──── 2 mins#CLI

Last Updated: February 23, 2021

This post is part of the Nifty Command Lines series.

The rename command allows you rename multiple files at once. It makes complex operations like lowercasing accessible with a single line. For simpler operations, like changing extensions from .PNG to .png, I usually reach for the action in macOS Finder.

How does rename work?

It lets you use regular expressions to batch-rename files. It looks like this:
rename -f '[regex]' [files]

Dry run

You want to remember the -n or --dry-run option. It shows you what the resulting files will be without affecting them.

Example: Replace double dashes with single ones.

~/Export ❯❯❯ rename -f 's/--/-/' * -n
'Example--1.png' would be renamed to 'Example-1.png'
'Example--2.png' would be renamed to 'Example-2.png'
'Example--3.png' would be renamed to 'Example-3.png'
'Example--4.png' would be renamed to 'Example-4.png'

The * in the command above means “all files in the current folder.” You can use glob patterns to target specific files.

To rename only .txt files, you’d write rename -f '[regex]' *.txt

Regular expressions

You write your regexes like this s/[old]/[new]/ or y/[old]/[new]/ without the square brackets.

s/ regexes are used for 1-to-1 character replacement, while y/ regexes are for complex replacements involving ranges1. Here are some general examples.

Replacing dashes with underscores: rename -f 's/-/_/' *

It gets really powerful when you can work on character ranges:

  • rename -f 'y/a-z/A-Z/' * turns all lowercase into uppercase.
  • rename -f 'y/A-Z/a-z/' * turns all uppercase into lowercase.

Real-world examples

Turn filenames into URL-friendly “slugs” 🐌:
rename -f 'y/A-Z /a-z-/' *

Remove the last 𝒙 characters in a filename and replace them:
rename 's/.{𝒙}$/replacement/' *

Remove the 34 random characters that Notion’s exporter adds to Markdown files:
rename 's/.{36}$/.md/' *.md

Installation

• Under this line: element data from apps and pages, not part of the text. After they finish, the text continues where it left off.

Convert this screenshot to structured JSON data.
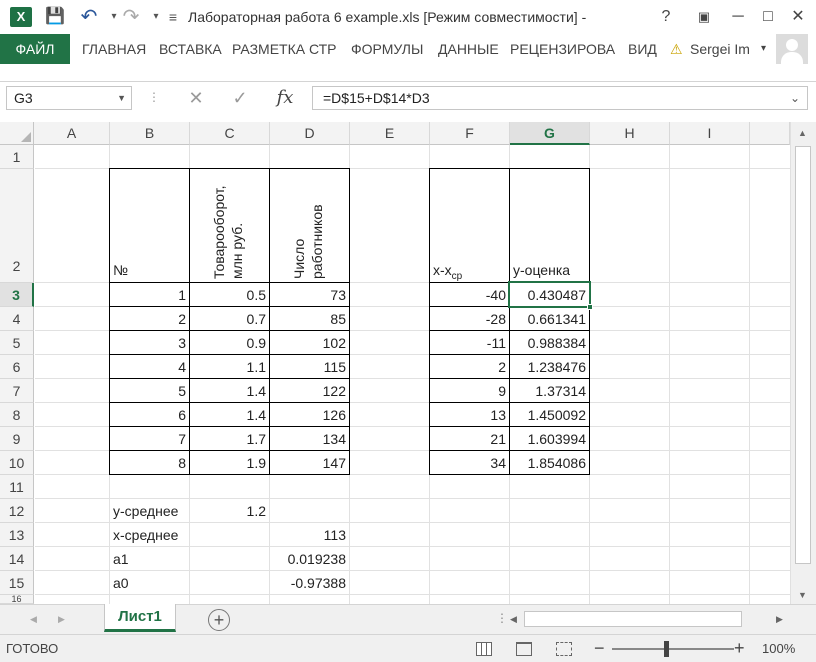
{
  "app": {
    "logo": "X",
    "title": "Лабораторная работа 6 example.xls  [Режим совместимости]  -",
    "help": "?",
    "minimize": "─",
    "maximize": "□",
    "close": "✕"
  },
  "quick_access": {
    "save": "💾",
    "undo": "↶",
    "redo": "↷"
  },
  "ribbon": {
    "file": "ФАЙЛ",
    "tabs": [
      "ГЛАВНАЯ",
      "ВСТАВКА",
      "РАЗМЕТКА СТР",
      "ФОРМУЛЫ",
      "ДАННЫЕ",
      "РЕЦЕНЗИРОВА",
      "ВИД"
    ],
    "user": "Sergei Im",
    "warning": "⚠"
  },
  "formula_bar": {
    "name_box": "G3",
    "cancel": "✕",
    "enter": "✓",
    "fx": "fx",
    "formula": "=D$15+D$14*D3"
  },
  "columns": [
    "A",
    "B",
    "C",
    "D",
    "E",
    "F",
    "G",
    "H",
    "I"
  ],
  "rows": [
    "1",
    "2",
    "3",
    "4",
    "5",
    "6",
    "7",
    "8",
    "9",
    "10",
    "11",
    "12",
    "13",
    "14",
    "15",
    "16"
  ],
  "table1": {
    "header_no": "№",
    "header_c": "Товарооборот, млн руб.",
    "header_d": "Число работников",
    "no": [
      "1",
      "2",
      "3",
      "4",
      "5",
      "6",
      "7",
      "8"
    ],
    "c": [
      "0.5",
      "0.7",
      "0.9",
      "1.1",
      "1.4",
      "1.4",
      "1.7",
      "1.9"
    ],
    "d": [
      "73",
      "85",
      "102",
      "115",
      "122",
      "126",
      "134",
      "147"
    ]
  },
  "table2": {
    "header_f": "x-x",
    "header_f_sub": "ср",
    "header_g": "y-оценка",
    "f": [
      "-40",
      "-28",
      "-11",
      "2",
      "9",
      "13",
      "21",
      "34"
    ],
    "g": [
      "0.430487",
      "0.661341",
      "0.988384",
      "1.238476",
      "1.37314",
      "1.450092",
      "1.603994",
      "1.854086"
    ]
  },
  "summary": {
    "b12": "y-среднее",
    "c12": "1.2",
    "b13": "x-среднее",
    "d13": "113",
    "b14": "a1",
    "d14": "0.019238",
    "b15": "a0",
    "d15": "-0.97388"
  },
  "sheet": {
    "tab": "Лист1",
    "add": "+"
  },
  "status": {
    "ready": "ГОТОВО",
    "zoom": "100%",
    "minus": "−",
    "plus": "+"
  }
}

Install it with Homebrew or apt-get: brew install rename or apt-get install rename.


  1. If you want to dig into these (I never did), know that they’re Perl regexes.